▶ _Assigned task_: The answer must consist of every line below that contains the word "model".

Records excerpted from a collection

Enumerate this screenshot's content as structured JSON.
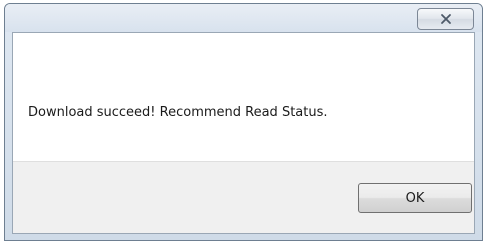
{
  "dialog": {
    "message": "Download succeed! Recommend Read Status.",
    "ok_label": "OK",
    "close_icon": "close-icon"
  },
  "colors": {
    "frame": "#cfdbe8",
    "content_bg": "#ffffff",
    "footer_bg": "#f0f0f0",
    "text": "#1b1b1b"
  }
}
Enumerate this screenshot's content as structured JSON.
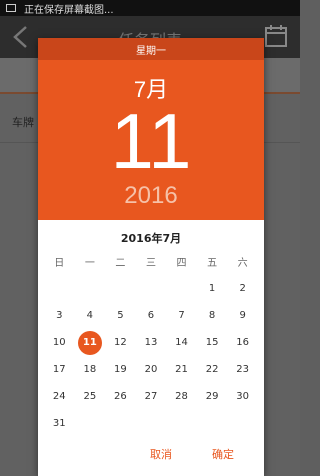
{
  "status_bar": {
    "text": "正在保存屏幕截图..."
  },
  "toolbar": {
    "title": "任务列表",
    "back_icon": "back-arrow-icon",
    "calendar_icon": "calendar-icon"
  },
  "background": {
    "plate_label": "车牌"
  },
  "dialog": {
    "weekday": "星期一",
    "month": "7月",
    "day": "11",
    "year": "2016",
    "month_title": "2016年7月",
    "weekday_headers": [
      "日",
      "一",
      "二",
      "三",
      "四",
      "五",
      "六"
    ],
    "weeks": [
      [
        "",
        "",
        "",
        "",
        "",
        "1",
        "2"
      ],
      [
        "3",
        "4",
        "5",
        "6",
        "7",
        "8",
        "9"
      ],
      [
        "10",
        "11",
        "12",
        "13",
        "14",
        "15",
        "16"
      ],
      [
        "17",
        "18",
        "19",
        "20",
        "21",
        "22",
        "23"
      ],
      [
        "24",
        "25",
        "26",
        "27",
        "28",
        "29",
        "30"
      ],
      [
        "31",
        "",
        "",
        "",
        "",
        "",
        ""
      ]
    ],
    "selected_day": "11",
    "cancel_label": "取消",
    "ok_label": "确定",
    "accent_color": "#e8571f",
    "header_dark_color": "#c9461a"
  }
}
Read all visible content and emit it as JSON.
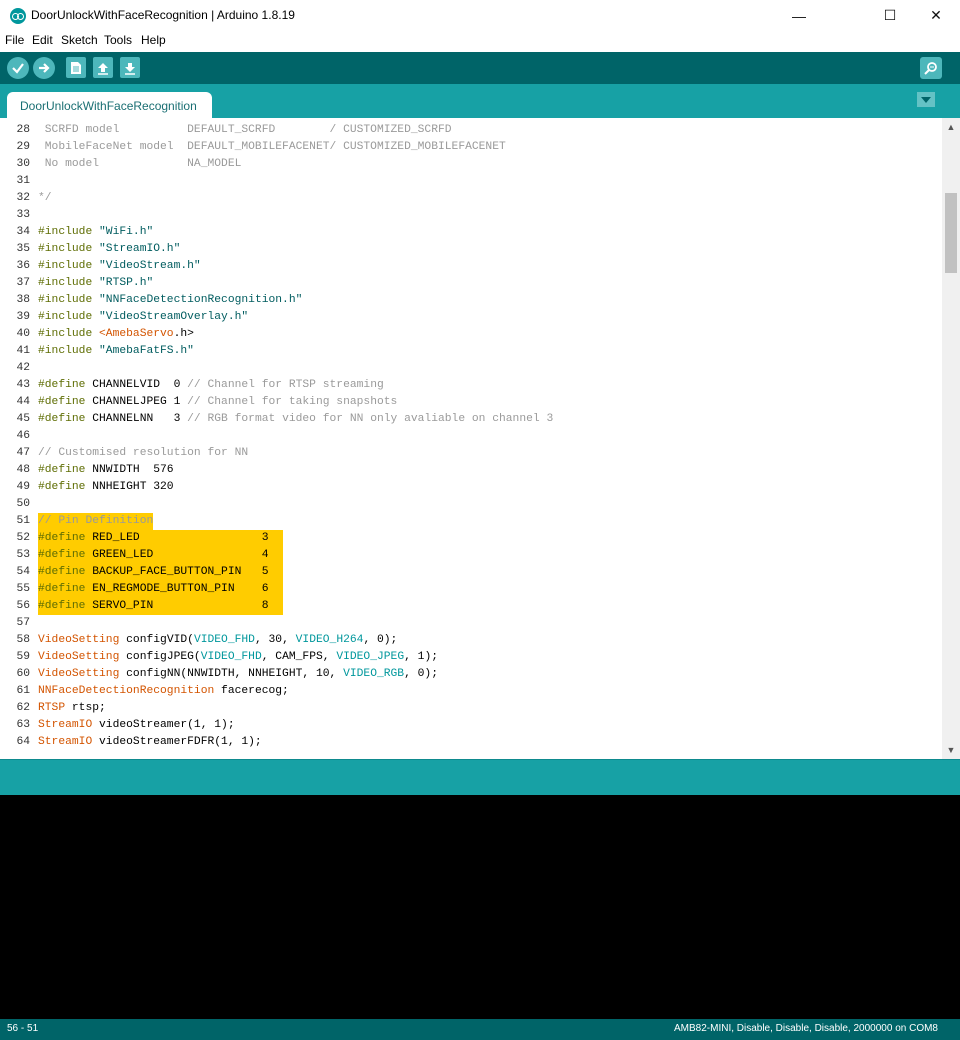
{
  "window": {
    "title": "DoorUnlockWithFaceRecognition | Arduino 1.8.19",
    "minimize": "—",
    "maximize": "☐",
    "close": "✕"
  },
  "menu": [
    "File",
    "Edit",
    "Sketch",
    "Tools",
    "Help"
  ],
  "toolbar": {
    "buttons": [
      "verify-icon",
      "upload-icon",
      "new-icon",
      "open-icon",
      "save-icon"
    ],
    "serial_monitor": "serial-monitor-icon"
  },
  "tabs": [
    {
      "label": "DoorUnlockWithFaceRecognition"
    }
  ],
  "editor": {
    "lines": [
      {
        "n": "28",
        "parts": [
          {
            "t": " SCRFD model          DEFAULT_SCRFD        / CUSTOMIZED_SCRFD",
            "c": "cm"
          }
        ]
      },
      {
        "n": "29",
        "parts": [
          {
            "t": " MobileFaceNet model  DEFAULT_MOBILEFACENET/ CUSTOMIZED_MOBILEFACENET",
            "c": "cm"
          }
        ]
      },
      {
        "n": "30",
        "parts": [
          {
            "t": " No model             NA_MODEL",
            "c": "cm"
          }
        ]
      },
      {
        "n": "31",
        "parts": []
      },
      {
        "n": "32",
        "parts": [
          {
            "t": "*/",
            "c": "cm"
          }
        ]
      },
      {
        "n": "33",
        "parts": []
      },
      {
        "n": "34",
        "parts": [
          {
            "t": "#include ",
            "c": "kw"
          },
          {
            "t": "\"WiFi.h\"",
            "c": "str"
          }
        ]
      },
      {
        "n": "35",
        "parts": [
          {
            "t": "#include ",
            "c": "kw"
          },
          {
            "t": "\"StreamIO.h\"",
            "c": "str"
          }
        ]
      },
      {
        "n": "36",
        "parts": [
          {
            "t": "#include ",
            "c": "kw"
          },
          {
            "t": "\"VideoStream.h\"",
            "c": "str"
          }
        ]
      },
      {
        "n": "37",
        "parts": [
          {
            "t": "#include ",
            "c": "kw"
          },
          {
            "t": "\"RTSP.h\"",
            "c": "str"
          }
        ]
      },
      {
        "n": "38",
        "parts": [
          {
            "t": "#include ",
            "c": "kw"
          },
          {
            "t": "\"NNFaceDetectionRecognition.h\"",
            "c": "str"
          }
        ]
      },
      {
        "n": "39",
        "parts": [
          {
            "t": "#include ",
            "c": "kw"
          },
          {
            "t": "\"VideoStreamOverlay.h\"",
            "c": "str"
          }
        ]
      },
      {
        "n": "40",
        "parts": [
          {
            "t": "#include ",
            "c": "kw"
          },
          {
            "t": "<",
            "c": "ty"
          },
          {
            "t": "AmebaServo",
            "c": "ty"
          },
          {
            "t": ".h>",
            "c": ""
          }
        ]
      },
      {
        "n": "41",
        "parts": [
          {
            "t": "#include ",
            "c": "kw"
          },
          {
            "t": "\"AmebaFatFS.h\"",
            "c": "str"
          }
        ]
      },
      {
        "n": "42",
        "parts": []
      },
      {
        "n": "43",
        "parts": [
          {
            "t": "#define ",
            "c": "kw"
          },
          {
            "t": "CHANNELVID  0 ",
            "c": ""
          },
          {
            "t": "// Channel for RTSP streaming",
            "c": "cm"
          }
        ]
      },
      {
        "n": "44",
        "parts": [
          {
            "t": "#define ",
            "c": "kw"
          },
          {
            "t": "CHANNELJPEG 1 ",
            "c": ""
          },
          {
            "t": "// Channel for taking snapshots",
            "c": "cm"
          }
        ]
      },
      {
        "n": "45",
        "parts": [
          {
            "t": "#define ",
            "c": "kw"
          },
          {
            "t": "CHANNELNN   3 ",
            "c": ""
          },
          {
            "t": "// RGB format video for NN only avaliable on channel 3",
            "c": "cm"
          }
        ]
      },
      {
        "n": "46",
        "parts": []
      },
      {
        "n": "47",
        "parts": [
          {
            "t": "// Customised resolution for NN",
            "c": "cm"
          }
        ]
      },
      {
        "n": "48",
        "parts": [
          {
            "t": "#define ",
            "c": "kw"
          },
          {
            "t": "NNWIDTH  576",
            "c": ""
          }
        ]
      },
      {
        "n": "49",
        "parts": [
          {
            "t": "#define ",
            "c": "kw"
          },
          {
            "t": "NNHEIGHT 320",
            "c": ""
          }
        ]
      },
      {
        "n": "50",
        "parts": []
      },
      {
        "n": "51",
        "hl": "short",
        "parts": [
          {
            "t": "// Pin Definition",
            "c": "cm"
          }
        ]
      },
      {
        "n": "52",
        "hl": "long",
        "parts": [
          {
            "t": "#define ",
            "c": "kw"
          },
          {
            "t": "RED_LED                  3",
            "c": ""
          }
        ]
      },
      {
        "n": "53",
        "hl": "long",
        "parts": [
          {
            "t": "#define ",
            "c": "kw"
          },
          {
            "t": "GREEN_LED                4",
            "c": ""
          }
        ]
      },
      {
        "n": "54",
        "hl": "long",
        "parts": [
          {
            "t": "#define ",
            "c": "kw"
          },
          {
            "t": "BACKUP_FACE_BUTTON_PIN   5",
            "c": ""
          }
        ]
      },
      {
        "n": "55",
        "hl": "long",
        "parts": [
          {
            "t": "#define ",
            "c": "kw"
          },
          {
            "t": "EN_REGMODE_BUTTON_PIN    6",
            "c": ""
          }
        ]
      },
      {
        "n": "56",
        "hl": "long",
        "parts": [
          {
            "t": "#define ",
            "c": "kw"
          },
          {
            "t": "SERVO_PIN                8",
            "c": ""
          }
        ]
      },
      {
        "n": "57",
        "parts": []
      },
      {
        "n": "58",
        "parts": [
          {
            "t": "VideoSetting",
            "c": "ty"
          },
          {
            "t": " configVID(",
            "c": ""
          },
          {
            "t": "VIDEO_FHD",
            "c": "cn"
          },
          {
            "t": ", 30, ",
            "c": ""
          },
          {
            "t": "VIDEO_H264",
            "c": "cn"
          },
          {
            "t": ", 0);",
            "c": ""
          }
        ]
      },
      {
        "n": "59",
        "parts": [
          {
            "t": "VideoSetting",
            "c": "ty"
          },
          {
            "t": " configJPEG(",
            "c": ""
          },
          {
            "t": "VIDEO_FHD",
            "c": "cn"
          },
          {
            "t": ", CAM_FPS, ",
            "c": ""
          },
          {
            "t": "VIDEO_JPEG",
            "c": "cn"
          },
          {
            "t": ", 1);",
            "c": ""
          }
        ]
      },
      {
        "n": "60",
        "parts": [
          {
            "t": "VideoSetting",
            "c": "ty"
          },
          {
            "t": " configNN(NNWIDTH, NNHEIGHT, 10, ",
            "c": ""
          },
          {
            "t": "VIDEO_RGB",
            "c": "cn"
          },
          {
            "t": ", 0);",
            "c": ""
          }
        ]
      },
      {
        "n": "61",
        "parts": [
          {
            "t": "NNFaceDetectionRecognition",
            "c": "ty"
          },
          {
            "t": " facerecog;",
            "c": ""
          }
        ]
      },
      {
        "n": "62",
        "parts": [
          {
            "t": "RTSP",
            "c": "ty"
          },
          {
            "t": " rtsp;",
            "c": ""
          }
        ]
      },
      {
        "n": "63",
        "parts": [
          {
            "t": "StreamIO",
            "c": "ty"
          },
          {
            "t": " videoStreamer(1, 1);",
            "c": ""
          }
        ]
      },
      {
        "n": "64",
        "parts": [
          {
            "t": "StreamIO",
            "c": "ty"
          },
          {
            "t": " videoStreamerFDFR(1, 1);",
            "c": ""
          }
        ]
      }
    ]
  },
  "status": {
    "left": "56 - 51",
    "right": "AMB82-MINI, Disable, Disable, Disable, 2000000 on COM8"
  },
  "colors": {
    "toolbar": "#006468",
    "tabbar": "#17a1a5",
    "highlight": "#ffcc00"
  }
}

▶ _Your response_:
            "t": " SCRFD model          DEFAULT_SCRFD        / CUSTOMIZED_SCRFD",
            "t": " MobileFaceNet model  DEFAULT_MOBILEFACENET/ CUSTOMIZED_MOBILEFACENET",
            "t": " No model             NA_MODEL",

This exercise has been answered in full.